How to complete this task: Copy the listing in full and exactly, omitting its images.

Material for this exercise:
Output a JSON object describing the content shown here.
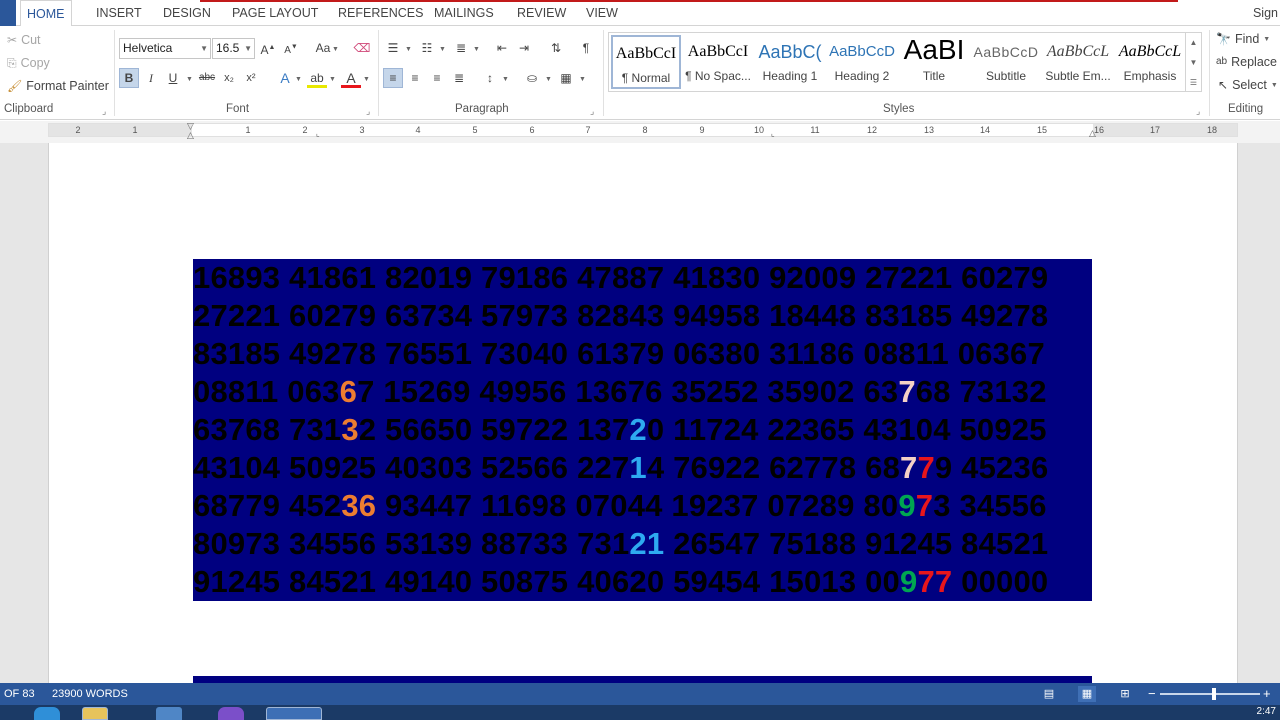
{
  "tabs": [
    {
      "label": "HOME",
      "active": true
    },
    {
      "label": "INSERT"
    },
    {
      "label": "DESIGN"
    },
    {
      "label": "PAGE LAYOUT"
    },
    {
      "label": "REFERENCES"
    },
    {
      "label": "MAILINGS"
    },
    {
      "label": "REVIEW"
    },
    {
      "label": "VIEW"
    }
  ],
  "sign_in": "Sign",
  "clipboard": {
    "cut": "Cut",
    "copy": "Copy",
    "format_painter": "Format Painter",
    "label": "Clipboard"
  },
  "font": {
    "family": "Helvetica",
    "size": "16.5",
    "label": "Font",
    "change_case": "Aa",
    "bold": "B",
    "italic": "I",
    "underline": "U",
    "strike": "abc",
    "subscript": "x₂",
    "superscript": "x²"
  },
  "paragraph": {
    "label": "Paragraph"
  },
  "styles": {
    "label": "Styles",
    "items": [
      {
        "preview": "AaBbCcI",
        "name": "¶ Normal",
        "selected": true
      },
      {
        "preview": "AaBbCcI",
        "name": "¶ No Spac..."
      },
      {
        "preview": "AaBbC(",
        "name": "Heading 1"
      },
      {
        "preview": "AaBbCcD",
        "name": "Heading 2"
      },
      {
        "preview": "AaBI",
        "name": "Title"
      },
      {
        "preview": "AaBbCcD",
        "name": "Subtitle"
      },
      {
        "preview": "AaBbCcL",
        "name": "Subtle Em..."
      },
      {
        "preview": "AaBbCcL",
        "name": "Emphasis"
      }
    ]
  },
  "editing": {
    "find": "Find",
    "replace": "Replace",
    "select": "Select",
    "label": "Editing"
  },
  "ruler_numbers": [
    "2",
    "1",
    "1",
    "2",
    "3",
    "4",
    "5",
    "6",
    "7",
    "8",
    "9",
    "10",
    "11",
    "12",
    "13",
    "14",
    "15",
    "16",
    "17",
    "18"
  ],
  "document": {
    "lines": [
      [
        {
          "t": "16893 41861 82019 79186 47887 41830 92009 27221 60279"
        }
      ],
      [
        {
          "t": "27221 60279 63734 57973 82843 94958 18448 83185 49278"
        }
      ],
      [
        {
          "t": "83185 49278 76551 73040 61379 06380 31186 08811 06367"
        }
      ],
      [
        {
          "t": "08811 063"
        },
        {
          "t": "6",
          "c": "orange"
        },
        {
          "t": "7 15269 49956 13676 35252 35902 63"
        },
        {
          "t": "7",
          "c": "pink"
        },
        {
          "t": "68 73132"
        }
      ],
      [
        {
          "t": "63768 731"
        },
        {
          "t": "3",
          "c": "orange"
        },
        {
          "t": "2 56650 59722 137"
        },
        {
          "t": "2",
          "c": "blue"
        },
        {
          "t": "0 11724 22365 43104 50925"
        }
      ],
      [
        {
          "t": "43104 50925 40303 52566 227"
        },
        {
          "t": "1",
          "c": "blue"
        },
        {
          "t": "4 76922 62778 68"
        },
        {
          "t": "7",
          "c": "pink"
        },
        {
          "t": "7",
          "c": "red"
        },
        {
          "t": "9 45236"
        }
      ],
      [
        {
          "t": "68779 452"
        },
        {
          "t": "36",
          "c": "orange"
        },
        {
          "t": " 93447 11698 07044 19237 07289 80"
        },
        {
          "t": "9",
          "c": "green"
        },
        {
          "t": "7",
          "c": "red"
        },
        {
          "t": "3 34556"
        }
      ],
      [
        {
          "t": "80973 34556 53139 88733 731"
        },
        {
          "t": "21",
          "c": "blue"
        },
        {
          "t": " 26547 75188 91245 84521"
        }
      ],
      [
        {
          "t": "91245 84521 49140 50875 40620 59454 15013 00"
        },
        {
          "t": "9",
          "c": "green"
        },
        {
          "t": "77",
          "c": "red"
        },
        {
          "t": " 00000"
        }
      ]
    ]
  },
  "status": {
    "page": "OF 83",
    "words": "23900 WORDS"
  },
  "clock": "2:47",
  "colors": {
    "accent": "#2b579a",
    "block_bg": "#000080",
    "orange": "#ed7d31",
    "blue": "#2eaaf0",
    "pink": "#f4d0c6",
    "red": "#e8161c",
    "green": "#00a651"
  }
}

Completed exercise:
Output a JSON object describing the content shown here.
{
  "tabs": [
    {
      "label": "HOME",
      "active": true
    },
    {
      "label": "INSERT"
    },
    {
      "label": "DESIGN"
    },
    {
      "label": "PAGE LAYOUT"
    },
    {
      "label": "REFERENCES"
    },
    {
      "label": "MAILINGS"
    },
    {
      "label": "REVIEW"
    },
    {
      "label": "VIEW"
    }
  ],
  "sign_in": "Sign",
  "clipboard": {
    "cut": "Cut",
    "copy": "Copy",
    "format_painter": "Format Painter",
    "label": "Clipboard"
  },
  "font": {
    "family": "Helvetica",
    "size": "16.5",
    "label": "Font",
    "change_case": "Aa",
    "bold": "B",
    "italic": "I",
    "underline": "U",
    "strike": "abc",
    "subscript": "x₂",
    "superscript": "x²"
  },
  "paragraph": {
    "label": "Paragraph"
  },
  "styles": {
    "label": "Styles",
    "items": [
      {
        "preview": "AaBbCcI",
        "name": "¶ Normal",
        "selected": true
      },
      {
        "preview": "AaBbCcI",
        "name": "¶ No Spac..."
      },
      {
        "preview": "AaBbC(",
        "name": "Heading 1"
      },
      {
        "preview": "AaBbCcD",
        "name": "Heading 2"
      },
      {
        "preview": "AaBI",
        "name": "Title"
      },
      {
        "preview": "AaBbCcD",
        "name": "Subtitle"
      },
      {
        "preview": "AaBbCcL",
        "name": "Subtle Em..."
      },
      {
        "preview": "AaBbCcL",
        "name": "Emphasis"
      }
    ]
  },
  "editing": {
    "find": "Find",
    "replace": "Replace",
    "select": "Select",
    "label": "Editing"
  },
  "ruler_numbers": [
    "2",
    "1",
    "1",
    "2",
    "3",
    "4",
    "5",
    "6",
    "7",
    "8",
    "9",
    "10",
    "11",
    "12",
    "13",
    "14",
    "15",
    "16",
    "17",
    "18"
  ],
  "document": {
    "lines": [
      [
        {
          "t": "16893 41861 82019 79186 47887 41830 92009 27221 60279"
        }
      ],
      [
        {
          "t": "27221 60279 63734 57973 82843 94958 18448 83185 49278"
        }
      ],
      [
        {
          "t": "83185 49278 76551 73040 61379 06380 31186 08811 06367"
        }
      ],
      [
        {
          "t": "08811 063"
        },
        {
          "t": "6",
          "c": "orange"
        },
        {
          "t": "7 15269 49956 13676 35252 35902 63"
        },
        {
          "t": "7",
          "c": "pink"
        },
        {
          "t": "68 73132"
        }
      ],
      [
        {
          "t": "63768 731"
        },
        {
          "t": "3",
          "c": "orange"
        },
        {
          "t": "2 56650 59722 137"
        },
        {
          "t": "2",
          "c": "blue"
        },
        {
          "t": "0 11724 22365 43104 50925"
        }
      ],
      [
        {
          "t": "43104 50925 40303 52566 227"
        },
        {
          "t": "1",
          "c": "blue"
        },
        {
          "t": "4 76922 62778 68"
        },
        {
          "t": "7",
          "c": "pink"
        },
        {
          "t": "7",
          "c": "red"
        },
        {
          "t": "9 45236"
        }
      ],
      [
        {
          "t": "68779 452"
        },
        {
          "t": "36",
          "c": "orange"
        },
        {
          "t": " 93447 11698 07044 19237 07289 80"
        },
        {
          "t": "9",
          "c": "green"
        },
        {
          "t": "7",
          "c": "red"
        },
        {
          "t": "3 34556"
        }
      ],
      [
        {
          "t": "80973 34556 53139 88733 731"
        },
        {
          "t": "21",
          "c": "blue"
        },
        {
          "t": " 26547 75188 91245 84521"
        }
      ],
      [
        {
          "t": "91245 84521 49140 50875 40620 59454 15013 00"
        },
        {
          "t": "9",
          "c": "green"
        },
        {
          "t": "77",
          "c": "red"
        },
        {
          "t": " 00000"
        }
      ]
    ]
  },
  "status": {
    "page": "OF 83",
    "words": "23900 WORDS"
  },
  "clock": "2:47",
  "colors": {
    "accent": "#2b579a",
    "block_bg": "#000080",
    "orange": "#ed7d31",
    "blue": "#2eaaf0",
    "pink": "#f4d0c6",
    "red": "#e8161c",
    "green": "#00a651"
  }
}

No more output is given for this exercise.